On the one hand, Chinese telecommunications giant Huawei is warring with the US over trade sanctions, including suing Verizon over its misuse of its patents. Verizon has replied that Huawei is taking "credit for American innovation" with baseless suits over "outdated and valueless" patents. But, on the other hand, Huawei just opened up its more than 56,000 patents to Linux and open-source companies by joining the Open Invention Network (OIN). What's going on here?
For background, you should know that Huawei's patent portfolio is both enormous and, especially in 5G, comprehensive. Statia reports Huawei Is leading the 5G patent race with 3,147 patents. If you want to deploy 5G technology, you must deal with Huawei.
It's not just 5G tech. In 2019, Huawei was granted the most patents in the EU and was a top 10 recipient in the US. The company is, in every sense of the word, a major telecommunications player.
In addition, while not a household name in the US, Huawei overtook Ericsson in 2012 as the world's largest telecommunications-equipment manufacturer. In 2018, Huawei moved ahead of Apple as the second-largest manufacturer of smartphones in the world. Only Samsung is larger.
But, in May 2019, the US government added Huawei to its entity list. This prohibits US companies from transferring technology to Huawei without a government license. And it has led to Google suspending the use of parts of the Android OS on Huawei devices, including such key apps as Play Store and Maps.
I suspect Huawei is trying to accomplish several objectives by joining the OIN. One of them is that, by opening up much of its patent portfolio to open-source companies, it's offering an olive branch to US-based companies. For example, AT&T Intellectual Property LLC, Google, and Verizon are all already OIN members.
After all, as Andrew "Andy" Updegrove, standards and patent expert and founding partner of top-technology law firm Gesmer Updegrove, pointed out in an interview:
"The global business community would generally prefer that business with Huawei could just go on as usual. Huawei and its affiliates are the acclaimed leaders in 5G technology, and the rest of the commercial world wants to have access to that technology, and also to be able to interoperate with it. In other words, to the extent that western companies agree with the US administration the risks, they have decided that the rewards outweigh those risks and are willing to accept them -- as most recently evidenced by the news yesterday relating to how many US components are finding their way into Chinese handsets."
Specifically, there are US parts in Huawei's just-released P40 Pro.
So, what will Huawei joining the OIN mean for existing intellectual property (IP) conflicts and lawsuits remains to be seen. At the very least, it opens up entirely new conversations going forward with how companies and countries will work with Huawei.

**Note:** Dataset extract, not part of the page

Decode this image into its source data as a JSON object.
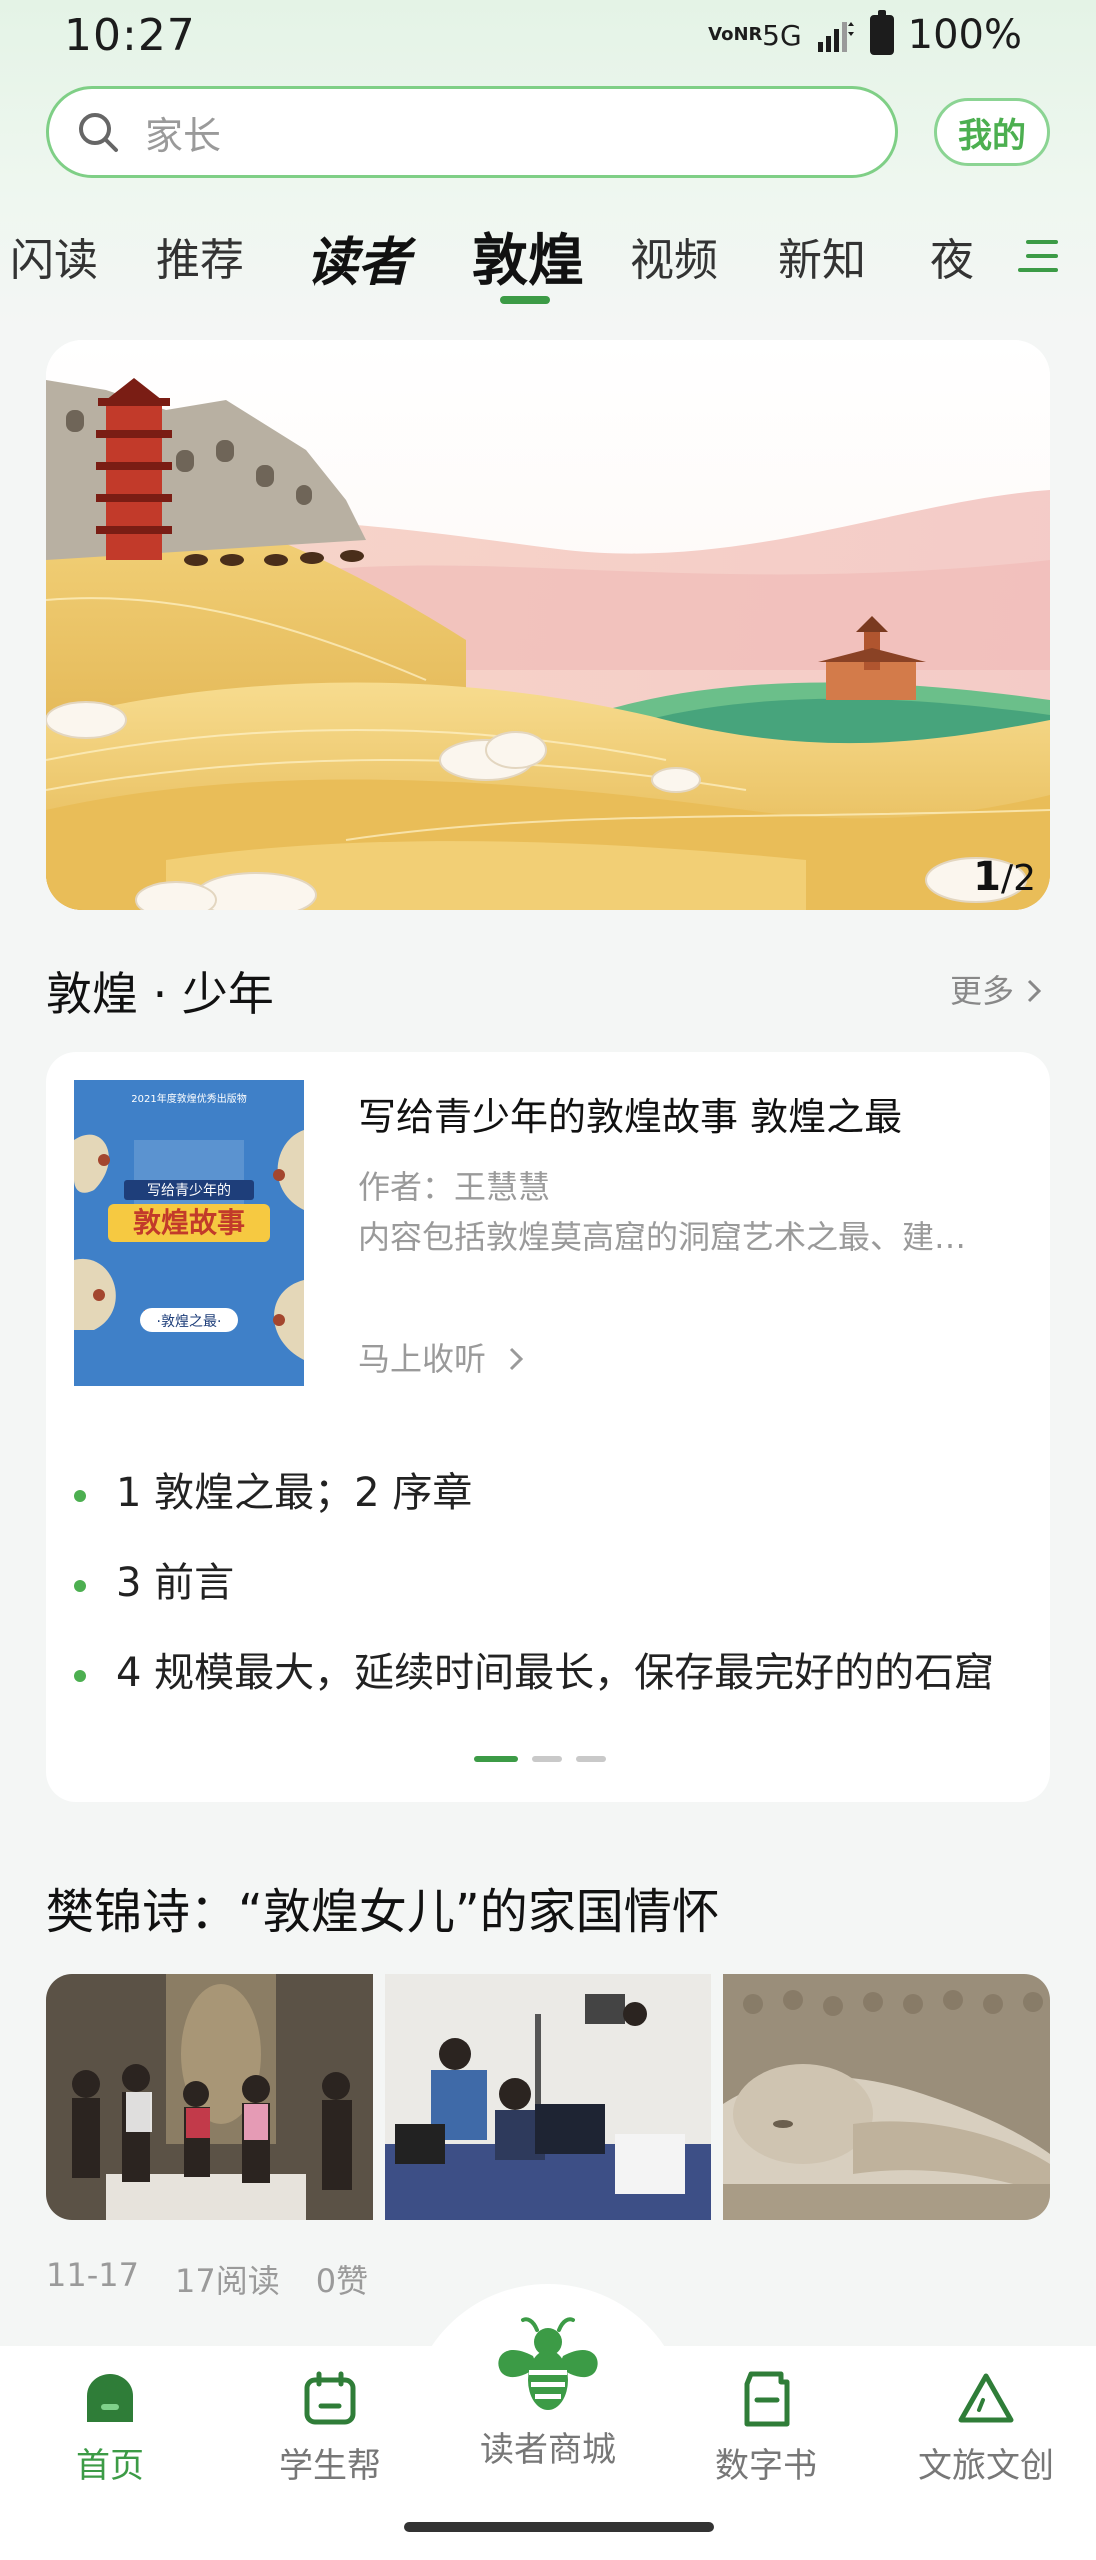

It doesn't surprise me that Huawei would wish to join OIN, or that OIN would be happy to have Huawei aboard. There are hundreds of standards organizations that would love to have Huawei be able to participate as well, but the great majority have concluded that this can't happen unless and until either the standards organizations change their rules, or the BIS [The Bureau of Industry and Security] creates a safe harbor that would make this unnecessary. Open-source projects operate under a much more transparent process than do standards organizations, and this has allowed Huawei to continue to participate in many important open-source projects.
There's another reason for Huawei's move. Open source has won. Almost all important software development is now done with open source and Huawei's a part of that world.
In addition, Updegrove observed, "It's also possible that Huawei is taking this action at this time to burnish its image as a team player in the open-source ecosystem while it is under attack by the US government."
Heather Meeker, a partner at the law firm O'Melveny & Myers who specializes in open-source software licensing, remarked:
"This move just demonstrates that joining OIN has become a no-brainer for any product company. Setting aside the patent trolls, who would never have an incentive to join, no one is asserting patents against Linux anymore. Waging a patent war against a popular open-source project like Linux is bad for business."
That said, Meeker continued:
"Of course, the OIN definition of Linux is far broader than the kernel. Even so, the OIN pool protects the basic infrastructure of the web, and no serious product company has an interest in disrupting it. That would be like sabotaging the roads we all drive on."